News Archive

College students pull out all the stocks for Children in Need

18 December 2014

Children in Need 2013
Our Student Association has been working hard to raise money for Children in Need this week. Events saw college staff and one brave student in the stocks, cake sales, sweet raffles, nail bar treatments, live music and charity waxing.

Students and staff surrounded the stocks to watch and get involved with drenching the Principal Campbell Christie CBE, Vice Principal James Taylor and Student Services Manager James Langdon. Also, Uniformed Public Services student Jack Palmer volunteered for the stocks and have his fellow students pelt him with wet sponges, all in the name of charity.

After his soaking, Campbell commented:

“This was good fun. Not only do we want to do right by Children in Need and raise money for a good cause but it’s really nice to encourage the students when they arrange things like this. They are creating a vibrant college, and we want to show them that they can take charge and organise events.”

Travel and Tourism student Hannah McCombie-Crellin paid £5 to throw a whole bucket of water over James Langdon:

“I like James but this is really fun and it means I’m doing my bit, donating to charity.”

In our Star Café diners were serenaded with live music from A Level student Dan Jones and Performing Arts student Alicia Rutland and tempted with cakes and sweet raffles. Beauty Therapy students provided further entertainment by waxing the back of Facilities Manager Charlie Sharp and offering nail treatments to students and staff. The events saw a total of £168 being raised for the cause.

Chrissi Hotston, A Level student and one of the organisers of the fundraising, added:

‘I’m really grateful to all who did participate, the students really made an effort showing support and raising money for Children in Need.”

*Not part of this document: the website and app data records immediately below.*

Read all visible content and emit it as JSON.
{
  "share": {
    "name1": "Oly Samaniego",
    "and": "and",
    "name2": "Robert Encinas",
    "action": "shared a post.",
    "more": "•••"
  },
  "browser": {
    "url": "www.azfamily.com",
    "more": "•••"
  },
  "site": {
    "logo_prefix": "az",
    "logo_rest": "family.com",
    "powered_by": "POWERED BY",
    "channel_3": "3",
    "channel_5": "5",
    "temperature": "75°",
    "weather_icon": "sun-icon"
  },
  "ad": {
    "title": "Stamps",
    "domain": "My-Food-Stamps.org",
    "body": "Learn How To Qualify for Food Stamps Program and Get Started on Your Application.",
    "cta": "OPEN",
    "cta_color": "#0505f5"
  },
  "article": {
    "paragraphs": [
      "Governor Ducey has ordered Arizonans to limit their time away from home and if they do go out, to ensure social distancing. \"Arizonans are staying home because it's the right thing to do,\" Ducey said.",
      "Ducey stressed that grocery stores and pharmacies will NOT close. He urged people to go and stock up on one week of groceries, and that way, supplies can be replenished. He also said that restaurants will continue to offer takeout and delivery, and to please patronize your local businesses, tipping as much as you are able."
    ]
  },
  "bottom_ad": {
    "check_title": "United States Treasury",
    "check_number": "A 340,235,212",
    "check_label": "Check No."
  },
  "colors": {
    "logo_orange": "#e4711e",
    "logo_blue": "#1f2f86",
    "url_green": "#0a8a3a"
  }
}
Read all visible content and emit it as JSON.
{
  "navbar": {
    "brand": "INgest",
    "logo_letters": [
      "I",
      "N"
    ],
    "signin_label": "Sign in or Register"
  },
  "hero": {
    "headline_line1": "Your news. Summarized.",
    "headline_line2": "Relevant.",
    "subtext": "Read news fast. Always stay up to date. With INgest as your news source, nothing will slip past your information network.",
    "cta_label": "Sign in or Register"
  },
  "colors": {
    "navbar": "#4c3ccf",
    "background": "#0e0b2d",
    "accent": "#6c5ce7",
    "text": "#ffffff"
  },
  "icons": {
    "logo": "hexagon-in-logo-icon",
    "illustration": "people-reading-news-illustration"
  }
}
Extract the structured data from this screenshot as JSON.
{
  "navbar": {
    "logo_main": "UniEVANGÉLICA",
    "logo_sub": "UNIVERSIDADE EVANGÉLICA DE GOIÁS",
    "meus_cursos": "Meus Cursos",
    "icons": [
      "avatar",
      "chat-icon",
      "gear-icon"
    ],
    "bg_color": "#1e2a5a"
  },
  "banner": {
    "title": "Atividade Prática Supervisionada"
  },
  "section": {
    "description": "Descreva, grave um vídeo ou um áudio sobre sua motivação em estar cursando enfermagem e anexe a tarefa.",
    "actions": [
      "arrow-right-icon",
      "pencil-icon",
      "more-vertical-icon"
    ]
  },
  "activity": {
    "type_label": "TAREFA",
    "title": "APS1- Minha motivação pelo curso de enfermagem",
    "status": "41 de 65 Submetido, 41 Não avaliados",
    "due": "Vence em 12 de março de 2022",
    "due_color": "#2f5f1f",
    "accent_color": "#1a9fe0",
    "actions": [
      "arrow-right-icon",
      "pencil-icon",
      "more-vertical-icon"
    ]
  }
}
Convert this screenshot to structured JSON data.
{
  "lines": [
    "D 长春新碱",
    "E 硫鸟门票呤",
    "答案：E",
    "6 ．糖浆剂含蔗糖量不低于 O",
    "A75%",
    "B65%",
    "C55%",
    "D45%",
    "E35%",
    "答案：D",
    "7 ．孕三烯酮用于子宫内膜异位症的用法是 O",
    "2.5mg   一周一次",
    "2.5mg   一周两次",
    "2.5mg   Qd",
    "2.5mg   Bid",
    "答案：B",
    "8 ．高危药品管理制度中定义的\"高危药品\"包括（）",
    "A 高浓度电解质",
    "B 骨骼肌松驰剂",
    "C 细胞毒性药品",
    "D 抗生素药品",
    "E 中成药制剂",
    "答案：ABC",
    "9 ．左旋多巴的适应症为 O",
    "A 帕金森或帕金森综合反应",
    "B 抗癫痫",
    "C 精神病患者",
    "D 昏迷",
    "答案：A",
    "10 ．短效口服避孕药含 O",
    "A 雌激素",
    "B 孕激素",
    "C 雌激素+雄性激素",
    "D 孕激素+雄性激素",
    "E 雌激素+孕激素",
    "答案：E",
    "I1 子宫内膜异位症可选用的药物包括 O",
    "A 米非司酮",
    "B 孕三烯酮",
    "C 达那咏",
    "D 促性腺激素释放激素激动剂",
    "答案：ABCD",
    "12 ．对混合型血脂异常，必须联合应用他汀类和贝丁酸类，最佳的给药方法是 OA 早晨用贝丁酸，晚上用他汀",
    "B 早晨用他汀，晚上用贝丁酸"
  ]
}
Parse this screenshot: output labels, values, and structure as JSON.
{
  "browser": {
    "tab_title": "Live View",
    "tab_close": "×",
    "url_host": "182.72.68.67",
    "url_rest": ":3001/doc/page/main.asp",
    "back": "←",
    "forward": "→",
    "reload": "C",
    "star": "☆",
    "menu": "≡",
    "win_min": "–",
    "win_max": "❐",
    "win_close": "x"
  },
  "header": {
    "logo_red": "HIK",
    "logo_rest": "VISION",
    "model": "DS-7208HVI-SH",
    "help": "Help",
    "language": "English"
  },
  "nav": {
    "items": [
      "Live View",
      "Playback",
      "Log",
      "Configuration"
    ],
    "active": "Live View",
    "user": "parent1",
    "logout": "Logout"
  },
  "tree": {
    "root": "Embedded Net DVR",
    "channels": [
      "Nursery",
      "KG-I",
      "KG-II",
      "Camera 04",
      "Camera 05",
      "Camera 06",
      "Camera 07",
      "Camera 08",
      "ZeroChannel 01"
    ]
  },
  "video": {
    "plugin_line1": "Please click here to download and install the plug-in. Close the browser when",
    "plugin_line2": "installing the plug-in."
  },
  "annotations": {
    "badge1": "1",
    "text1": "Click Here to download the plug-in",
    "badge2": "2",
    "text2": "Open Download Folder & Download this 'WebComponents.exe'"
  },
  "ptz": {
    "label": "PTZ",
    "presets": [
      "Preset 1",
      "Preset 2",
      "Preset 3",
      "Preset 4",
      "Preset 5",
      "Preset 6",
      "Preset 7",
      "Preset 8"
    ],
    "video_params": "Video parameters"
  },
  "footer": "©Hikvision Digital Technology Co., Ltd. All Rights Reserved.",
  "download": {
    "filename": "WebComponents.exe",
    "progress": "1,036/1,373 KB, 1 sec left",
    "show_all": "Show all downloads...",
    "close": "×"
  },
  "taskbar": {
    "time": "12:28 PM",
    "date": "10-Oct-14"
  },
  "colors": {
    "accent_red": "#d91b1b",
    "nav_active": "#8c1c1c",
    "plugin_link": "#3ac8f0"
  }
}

« Back

Get in contact

Ask our Enquiries & Admissions team by email or call on 01344 868600

get in touch
map_image